Malicious browser extensions are trying to hijack Facebook profiles, according to a warning from Microsoft’s Malware Protection Center. The extensions, first discovered in Brazil and dubbed JS/Febipos.A by Microsoft, are targeted at Chrome and Mozilla Firefox and appear to be installed by a custom trojan dropper. Microsoft first reported on the trojans in April, but it seems that a recent update to the trojans warrants bringing further attention to them.
The trojan extensions themselves monitor users’ browser activity to see if they are logged into Facebook and then retrieve a configuration file from a site, disguised as a .php file, which contains commands for the extension. The extension is able to like pages, share pages, post, join groups, invite friends to groups, chat to friends or comment on posts. The Microsoft researchers have witnessed the extension posting messages (in Portuguese) about teen suicides with a video link that sends users to a malicious site, liking and commenting on a Facebook page apparently belonging to a car company, and sending out a variety of messages via chat, posts or comments. Links to other Facebook profiles are also posted by the extension in messages.

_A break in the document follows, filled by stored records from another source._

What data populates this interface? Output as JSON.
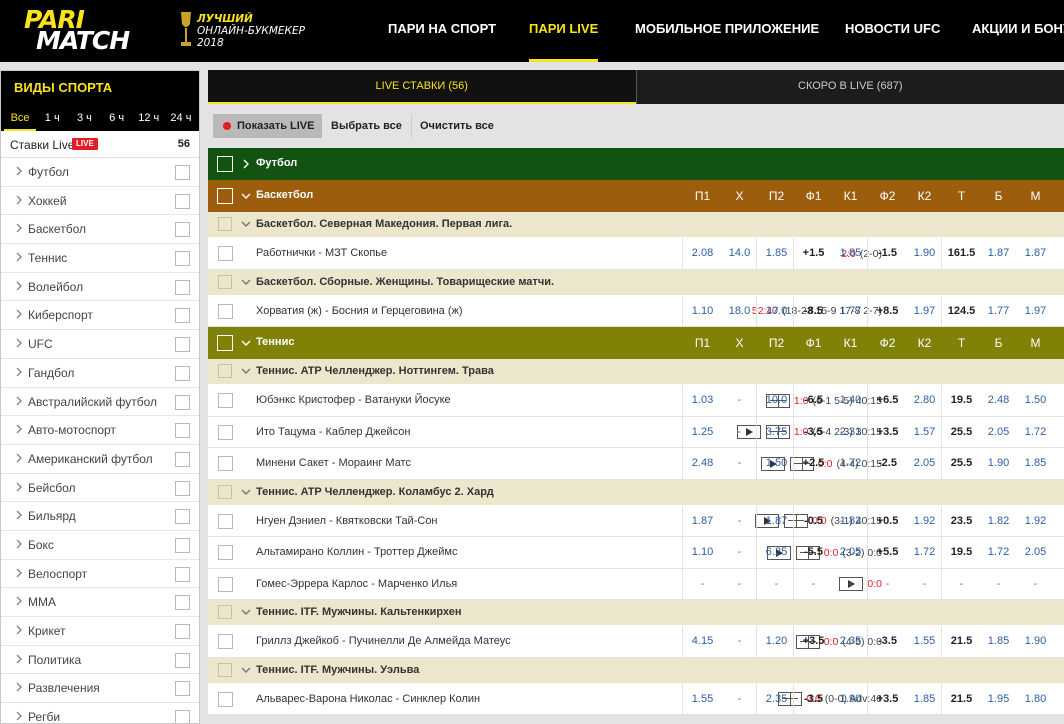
{
  "header": {
    "logo_line1": "PARI",
    "logo_line2": "MATCH",
    "award_line1": "ЛУЧШИЙ",
    "award_line2": "ОНЛАЙН-БУКМЕКЕР",
    "award_line3": "2018",
    "nav": [
      {
        "label": "ПАРИ НА СПОРТ",
        "active": false
      },
      {
        "label": "ПАРИ LIVE",
        "active": true
      },
      {
        "label": "МОБИЛЬНОЕ ПРИЛОЖЕНИЕ",
        "active": false
      },
      {
        "label": "НОВОСТИ UFC",
        "active": false
      },
      {
        "label": "АКЦИИ И БОНУ",
        "active": false
      }
    ]
  },
  "sidebar": {
    "title": "ВИДЫ СПОРТА",
    "periods": [
      "Все",
      "1 ч",
      "3 ч",
      "6 ч",
      "12 ч",
      "24 ч"
    ],
    "active_period": "Все",
    "live_label": "Ставки Live",
    "live_badge": "LIVE",
    "live_count": "56",
    "sports": [
      "Футбол",
      "Хоккей",
      "Баскетбол",
      "Теннис",
      "Волейбол",
      "Киберспорт",
      "UFC",
      "Гандбол",
      "Австралийский футбол",
      "Авто-мотоспорт",
      "Американский футбол",
      "Бейсбол",
      "Бильярд",
      "Бокс",
      "Велоспорт",
      "MMA",
      "Крикет",
      "Политика",
      "Развлечения",
      "Регби"
    ]
  },
  "tabs": [
    {
      "label": "LIVE СТАВКИ (56)",
      "active": true
    },
    {
      "label": "СКОРО В LIVE (687)",
      "active": false
    }
  ],
  "toolbar": {
    "show_live": "Показать LIVE",
    "select_all": "Выбрать все",
    "clear_all": "Очистить все"
  },
  "columns": [
    "П1",
    "Х",
    "П2",
    "Ф1",
    "К1",
    "Ф2",
    "К2",
    "Т",
    "Б",
    "М"
  ],
  "colors": {
    "brand_yellow": "#f8e41a",
    "football_band": "#135311",
    "basketball_band": "#9c5e0d",
    "tennis_band": "#808207",
    "league_row": "#ece6cd",
    "live_red": "#e11d25",
    "odds_blue": "#2b5ea7"
  },
  "rows": [
    {
      "type": "band",
      "title": "Футбол",
      "color": "#135311",
      "headers": false,
      "collapsed": true
    },
    {
      "type": "band",
      "title": "Баскетбол",
      "color": "#9c5e0d",
      "headers": true
    },
    {
      "type": "league",
      "title": "Баскетбол. Северная Македония. Первая лига."
    },
    {
      "type": "match",
      "title": "Работнички - МЗТ Скопье",
      "icons": [],
      "score": "2:0",
      "detail": "(2-0)",
      "odds": [
        "2.08",
        "14.0",
        "1.85",
        "+1.5",
        "1.85",
        "-1.5",
        "1.90",
        "161.5",
        "1.87",
        "1.87"
      ]
    },
    {
      "type": "league",
      "title": "Баскетбол. Сборные. Женщины. Товарищеские матчи."
    },
    {
      "type": "match",
      "title": "Хорватия (ж) - Босния и Герцеговина (ж)",
      "icons": [],
      "score": "52:47",
      "detail": "(18-23 15-9 17-8 2-7)",
      "odds": [
        "1.10",
        "18.0",
        "10.0",
        "-8.5",
        "1.77",
        "+8.5",
        "1.97",
        "124.5",
        "1.77",
        "1.97"
      ]
    },
    {
      "type": "band",
      "title": "Теннис",
      "color": "#808207",
      "headers": true
    },
    {
      "type": "league",
      "title": "Теннис. ATP Челленджер. Ноттингем. Трава"
    },
    {
      "type": "match",
      "title": "Юбэнкс Кристофер - Ватануки Йосуке",
      "icons": [
        "court"
      ],
      "score": "1:0",
      "detail": "(6-1 5-5) 40:15",
      "odds": [
        "1.03",
        "-",
        "10.0",
        "-6.5",
        "1.40",
        "+6.5",
        "2.80",
        "19.5",
        "2.48",
        "1.50"
      ]
    },
    {
      "type": "match",
      "title": "Ито Тацума - Каблер Джейсон",
      "icons": [
        "play",
        "court"
      ],
      "score": "1:0",
      "detail": "(6-4 2-3) 30:15",
      "odds": [
        "1.25",
        "-",
        "3.75",
        "-3.5",
        "2.31",
        "+3.5",
        "1.57",
        "25.5",
        "2.05",
        "1.72"
      ]
    },
    {
      "type": "match",
      "title": "Минени Сакет - Мораинг Матс",
      "icons": [
        "play",
        "court"
      ],
      "score": "0:0",
      "detail": "(4-4) 0:15",
      "odds": [
        "2.48",
        "-",
        "1.50",
        "+2.5",
        "1.72",
        "-2.5",
        "2.05",
        "25.5",
        "1.90",
        "1.85"
      ]
    },
    {
      "type": "league",
      "title": "Теннис. ATP Челленджер. Коламбус 2. Хард"
    },
    {
      "type": "match",
      "title": "Нгуен Дэниел - Квятковски Тай-Сон",
      "icons": [
        "play",
        "court"
      ],
      "score": "0:0",
      "detail": "(3-1) 40:15",
      "odds": [
        "1.87",
        "-",
        "1.87",
        "-0.5",
        "1.82",
        "+0.5",
        "1.92",
        "23.5",
        "1.82",
        "1.92"
      ]
    },
    {
      "type": "match",
      "title": "Альтамирано Коллин - Троттер Джеймс",
      "icons": [
        "play",
        "court"
      ],
      "score": "0:0",
      "detail": "(3-2) 0:0",
      "odds": [
        "1.10",
        "-",
        "6.25",
        "-5.5",
        "2.05",
        "+5.5",
        "1.72",
        "19.5",
        "1.72",
        "2.05"
      ]
    },
    {
      "type": "match",
      "title": "Гомес-Эррера Карлос - Марченко Илья",
      "icons": [
        "play"
      ],
      "score": "0:0",
      "detail": "",
      "odds": [
        "-",
        "-",
        "-",
        "-",
        "-",
        "-",
        "-",
        "-",
        "-",
        "-"
      ]
    },
    {
      "type": "league",
      "title": "Теннис. ITF. Мужчины. Кальтенкирхен"
    },
    {
      "type": "match",
      "title": "Гриллз Джейкоб - Пучинелли Де Алмейда Матеус",
      "icons": [
        "court"
      ],
      "score": "0:0",
      "detail": "(4-5) 0:0",
      "odds": [
        "4.15",
        "-",
        "1.20",
        "+3.5",
        "2.35",
        "-3.5",
        "1.55",
        "21.5",
        "1.85",
        "1.90"
      ]
    },
    {
      "type": "league",
      "title": "Теннис. ITF. Мужчины. Уэльва"
    },
    {
      "type": "match",
      "title": "Альварес-Варона Николас - Синклер Колин",
      "icons": [
        "court"
      ],
      "score": "0:0",
      "detail": "(0-0) Adv:40",
      "odds": [
        "1.55",
        "-",
        "2.35",
        "-3.5",
        "1.90",
        "+3.5",
        "1.85",
        "21.5",
        "1.95",
        "1.80"
      ]
    }
  ]
}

Microsoft recommends that users review their installed extensions. The extensions are detected by Microsoft’s security software, providing the latest definitions are installed.